Global health matters. It matters to markets, states, individuals, and international institutions. Health is important to the ability of individuals to live more productive lives free from risk of their own pain, suffering or low self-esteem and that of their family and friends. State security, safety, and stability rests on keeping citizens healthy and protected from emerging global health threats or risks. Moreover, state economies are based on the production and labor force of healthy workers. Global health is integral to the growth and spread of markets in the reproduction of consumers and producers. Whether in terms of nutrition, ability to work, or susceptibility to disease, health continues to be the barometer of extreme poverty and inequality in the world. It remains at the cornerstone of questions of justice, equality, and rights.
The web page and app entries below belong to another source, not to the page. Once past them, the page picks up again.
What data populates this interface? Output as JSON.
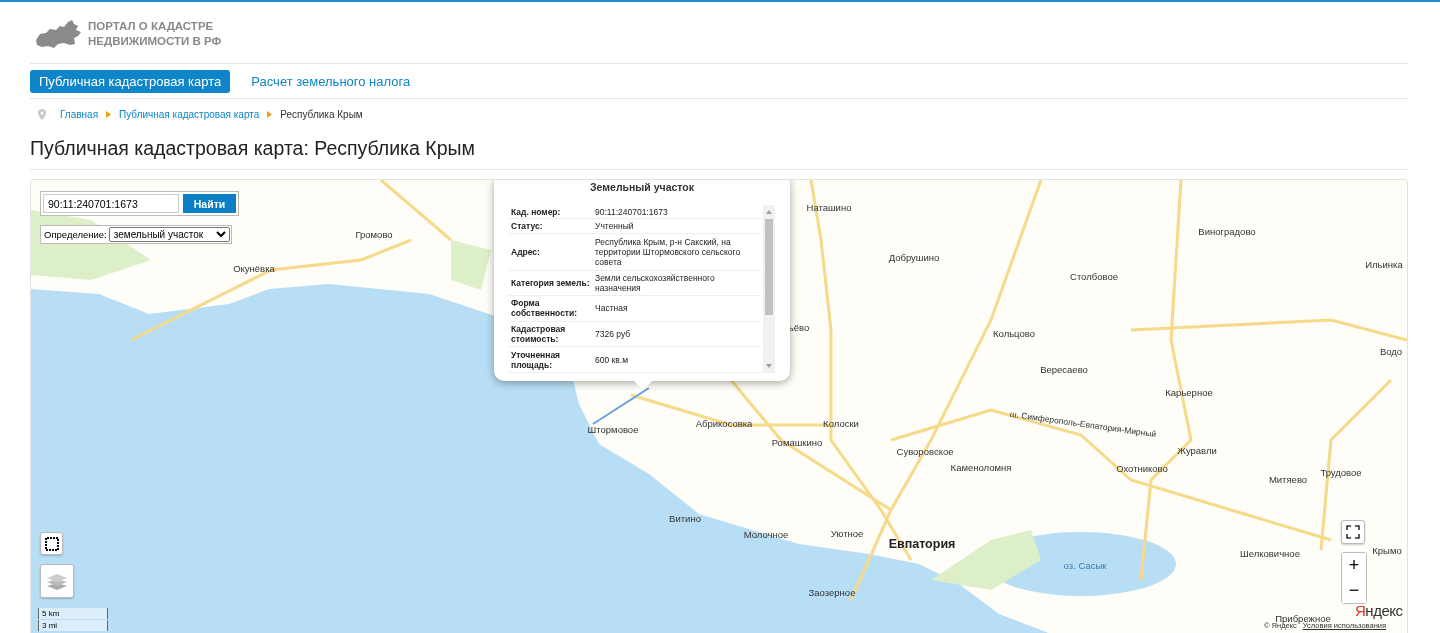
{
  "header": {
    "logo_lines": [
      "ПОРТАЛ О КАДАСТРЕ",
      "НЕДВИЖИМОСТИ В РФ"
    ]
  },
  "nav": [
    {
      "label": "Публичная кадастровая карта",
      "selected": true
    },
    {
      "label": "Расчет земельного налога",
      "selected": false
    }
  ],
  "breadcrumb": [
    {
      "label": "Главная",
      "kind": "link"
    },
    {
      "label": "Публичная кадастровая карта",
      "kind": "link"
    },
    {
      "label": "Республика Крым",
      "kind": "current"
    }
  ],
  "page_title": "Публичная кадастровая карта: Республика Крым",
  "map": {
    "search": {
      "value": "90:11:240701:1673",
      "button": "Найти"
    },
    "definition": {
      "label": "Определение:",
      "value": "земельный участок"
    },
    "popup": {
      "title": "Земельный участок",
      "rows": [
        {
          "label": "Кад. номер:",
          "value": "90:11:240701:1673"
        },
        {
          "label": "Статус:",
          "value": "Учтенный"
        },
        {
          "label": "Адрес:",
          "value": "Республика Крым, р-н Сакский, на территории Штормовского сельского совета"
        },
        {
          "label": "Категория земель:",
          "value": "Земли сельскохозяйственного назначения"
        },
        {
          "label": "Форма собственности:",
          "value": "Частная"
        },
        {
          "label": "Кадастровая стоимость:",
          "value": "7326 руб"
        },
        {
          "label": "Уточненная площадь:",
          "value": "600 кв.м"
        }
      ]
    },
    "place_labels": [
      {
        "text": "Громово",
        "kind": "town"
      },
      {
        "text": "Окунёвка",
        "kind": "town"
      },
      {
        "text": "Наташино",
        "kind": "town"
      },
      {
        "text": "Добрушино",
        "kind": "town"
      },
      {
        "text": "Столбовое",
        "kind": "town"
      },
      {
        "text": "Виноградово",
        "kind": "town"
      },
      {
        "text": "Ильинка",
        "kind": "town"
      },
      {
        "text": "Кольцово",
        "kind": "town"
      },
      {
        "text": "Вересаево",
        "kind": "town"
      },
      {
        "text": "Водо",
        "kind": "town"
      },
      {
        "text": "ьёво",
        "kind": "town"
      },
      {
        "text": "Карьерное",
        "kind": "town"
      },
      {
        "text": "Штормовое",
        "kind": "town"
      },
      {
        "text": "Абрикосовка",
        "kind": "town"
      },
      {
        "text": "Колоски",
        "kind": "town"
      },
      {
        "text": "Ромашкино",
        "kind": "town"
      },
      {
        "text": "Суворовское",
        "kind": "town"
      },
      {
        "text": "Каменоломня",
        "kind": "town"
      },
      {
        "text": "Журавли",
        "kind": "town"
      },
      {
        "text": "Охотниково",
        "kind": "town"
      },
      {
        "text": "Митяево",
        "kind": "town"
      },
      {
        "text": "Трудовое",
        "kind": "town"
      },
      {
        "text": "ш. Симферополь-Евпатория-Мирный",
        "kind": "road"
      },
      {
        "text": "Витино",
        "kind": "town"
      },
      {
        "text": "Молочное",
        "kind": "town"
      },
      {
        "text": "Уютное",
        "kind": "town"
      },
      {
        "text": "Евпатория",
        "kind": "city"
      },
      {
        "text": "оз. Сасык",
        "kind": "water"
      },
      {
        "text": "Шелковичное",
        "kind": "town"
      },
      {
        "text": "Крымо",
        "kind": "town"
      },
      {
        "text": "Заозерное",
        "kind": "town"
      },
      {
        "text": "Прибрежное",
        "kind": "town"
      }
    ],
    "scale": [
      "5 km",
      "3 mi"
    ],
    "zoom": {
      "in": "+",
      "out": "−"
    },
    "logo": "Яндекс",
    "copyright": "© Яндекс",
    "terms": "Условия использования"
  }
}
Such inequalities have become exacerbated as health risks, threats, and delivery have become globalized. Underpinning the United Nations’ Millennium Development Goals (MDGs) and multiple World Bank strategies for growth and development is the need to secure the health-whether mental or physical-of populations. The increased movement of goods, people, and diseases across borders and changes to the climate and environment makes individual health a global concern and a multifarious, complex issue in which to govern. Despite recognition that health matters, the provision of equitable

health is problematic. Health provision across societies varies and often depends on who takes responsibility: the state, the individual, or the market. The primary function of any state or society is to secure the well-being of its citizens. Individuals are similarly concerned with their own personal health and that of their families and communities. The

degree to which the state should provide treatment and education on health topics and threats, and to what extent and individual is capable of maintaining their own sufficient standard of health remains problematic. This contention rests on the ability of the state to provide basic services and capabilities and for individuals to have sufficient knowledge and wealth to maintain physical and mental well-being. Inequalities across society mean that health is more an asset that people can or cannot afford than a basic right or principle of our existence. The degree of such inequality varies between states and societies but globally the pattern of inequality takes on a North-South divide as inequalities become organized across and between states. It is awareness and a compulsion to address this inequality that has precipitated the emergence of a broad and complex system of global health governance. Global health is a unique arena of governance that integrates scientists,

medical practitioners, philanthropists, governments, and international institutions with grandmothers in local communities and self-styled celebrity advocates. Global health governance involves an amalgamation of various state, non-state, private, and public actors and as such has developed beyond the institutional role of the World Health Organization (WHO) and state-based ministries of health. In the most basic sense of the term global health governance refers to trans-border agreements or initiatives between states and/or non-state actors to the control of public health and infectious disease and the protection of people from health risks or threats. It is a fluid term that encompasses an ever-changing pattern of actors-both public and private, approaches, and priorities for those who are in the position to govern and those who are susceptible to poor health. Global health governance is not a new phenomenon but one of the

oldest forms of multilateral organization with its institutional origins preceding many intergovernmental organizations and governance systems. Structures of global health have emerged alongside increased state interdependency and a growth in world trade and the movement of goods and people. What is new about global health, however, is the accelerated impact trade, climate change, international finance, and security concerns have had on its governance and the flourishing of actors and arrangements to address and harness these issues to the benefit of better health for all. Global health is now the domain of finance ministries, international financial institutions, regional organizations, militaries, new funding initiatives based on evolved privatepublic partnerships, private philanthropy, celebrity endorsement, and business coalitions. These actors and initiatives center on the need to

improve the mental and physical well-being of all individuals, specifically those living in the global south, and to secure populations in the global north from the spread of infectious disease. This is pursued through the reconstruction of health systems, the provision of medicine and treatment, the sharing of knowledge, and increasingly, the monitoring of disease and risk through surveillance systems. The emergence of these actors and initiatives makes global health governance a confusing phenomenon based on multiple relationships that represent a merger between health and non-health specific interventions. The number of actors and initiatives involved in global health make

its governance a balancing act between competing interests of the private and public sector, horizontal and vertical methods of intervention, individual liberties and state intervention, and global decision-making with decentralized implementation. This book provides a way of understanding this balancing act and how these differences manifest themselves into better or worse health outcomes. As such, this book is an introduction to understanding global health governance: who decides what, how, and for whom. It introduces global health governance by outlining the roles of and intersecting relationships between old and new actors, the different approaches to understanding global health, and how specific conceptions of the right to health and health as a public good underpin global policy and intervention. It focuses on a range of health concerns, with a specific focus on HIV/AIDS, tuberculosis, malaria, maternal health, neglected tropical disease, and health system strengthening. In so doing it considers how specific health issues or approaches are prioritized and why some are neglected and how institutions for global health have adapted, changed, or declined.